> **EXCERPTED DATA**
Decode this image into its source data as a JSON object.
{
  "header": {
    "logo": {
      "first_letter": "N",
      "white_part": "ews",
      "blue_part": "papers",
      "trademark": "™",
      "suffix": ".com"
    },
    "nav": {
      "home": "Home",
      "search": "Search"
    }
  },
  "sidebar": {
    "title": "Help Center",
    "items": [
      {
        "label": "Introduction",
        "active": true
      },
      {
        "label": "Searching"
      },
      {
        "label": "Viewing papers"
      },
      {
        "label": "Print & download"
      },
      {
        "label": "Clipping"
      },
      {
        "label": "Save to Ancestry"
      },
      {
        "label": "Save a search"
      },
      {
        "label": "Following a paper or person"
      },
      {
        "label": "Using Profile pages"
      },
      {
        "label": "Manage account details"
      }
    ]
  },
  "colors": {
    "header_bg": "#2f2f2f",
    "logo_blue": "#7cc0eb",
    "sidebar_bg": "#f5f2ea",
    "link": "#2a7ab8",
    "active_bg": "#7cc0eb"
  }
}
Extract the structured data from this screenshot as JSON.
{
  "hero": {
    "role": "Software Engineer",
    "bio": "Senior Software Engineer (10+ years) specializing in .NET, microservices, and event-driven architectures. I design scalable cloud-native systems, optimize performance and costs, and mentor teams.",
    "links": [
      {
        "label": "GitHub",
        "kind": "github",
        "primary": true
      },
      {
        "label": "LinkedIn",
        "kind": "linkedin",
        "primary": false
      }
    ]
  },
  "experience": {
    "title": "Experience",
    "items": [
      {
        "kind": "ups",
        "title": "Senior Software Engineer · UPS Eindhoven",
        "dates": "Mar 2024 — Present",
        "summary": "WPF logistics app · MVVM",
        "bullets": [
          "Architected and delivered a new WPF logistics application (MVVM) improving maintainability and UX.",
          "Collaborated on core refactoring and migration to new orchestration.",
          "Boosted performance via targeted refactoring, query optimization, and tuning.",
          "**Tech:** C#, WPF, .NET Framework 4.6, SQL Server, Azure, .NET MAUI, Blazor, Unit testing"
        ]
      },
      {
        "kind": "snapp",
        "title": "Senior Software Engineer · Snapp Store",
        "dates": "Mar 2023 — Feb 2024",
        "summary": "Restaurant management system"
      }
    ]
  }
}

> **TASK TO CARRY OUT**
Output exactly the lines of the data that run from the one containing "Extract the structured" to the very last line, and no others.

> **SOLUTION FOR THIS PROBLEM**
Extract the structured data from this screenshot as JSON.
{
  "hero": {
    "role": "Software Engineer",
    "bio": "Senior Software Engineer (10+ years) specializing in .NET, microservices, and event-driven architectures. I design scalable cloud-native systems, optimize performance and costs, and mentor teams.",
    "links": [
      {
        "label": "GitHub",
        "kind": "github",
        "primary": true
      },
      {
        "label": "LinkedIn",
        "kind": "linkedin",
        "primary": false
      }
    ]
  },
  "experience": {
    "title": "Experience",
    "items": [
      {
        "kind": "ups",
        "title": "Senior Software Engineer · UPS Eindhoven",
        "dates": "Mar 2024 — Present",
        "summary": "WPF logistics app · MVVM",
        "bullets": [
          "Architected and delivered a new WPF logistics application (MVVM) improving maintainability and UX.",
          "Collaborated on core refactoring and migration to new orchestration.",
          "Boosted performance via targeted refactoring, query optimization, and tuning.",
          "**Tech:** C#, WPF, .NET Framework 4.6, SQL Server, Azure, .NET MAUI, Blazor, Unit testing"
        ]
      },
      {
        "kind": "snapp",
        "title": "Senior Software Engineer · Snapp Store",
        "dates": "Mar 2023 — Feb 2024",
        "summary": "Restaurant management system"
      }
    ]
  }
}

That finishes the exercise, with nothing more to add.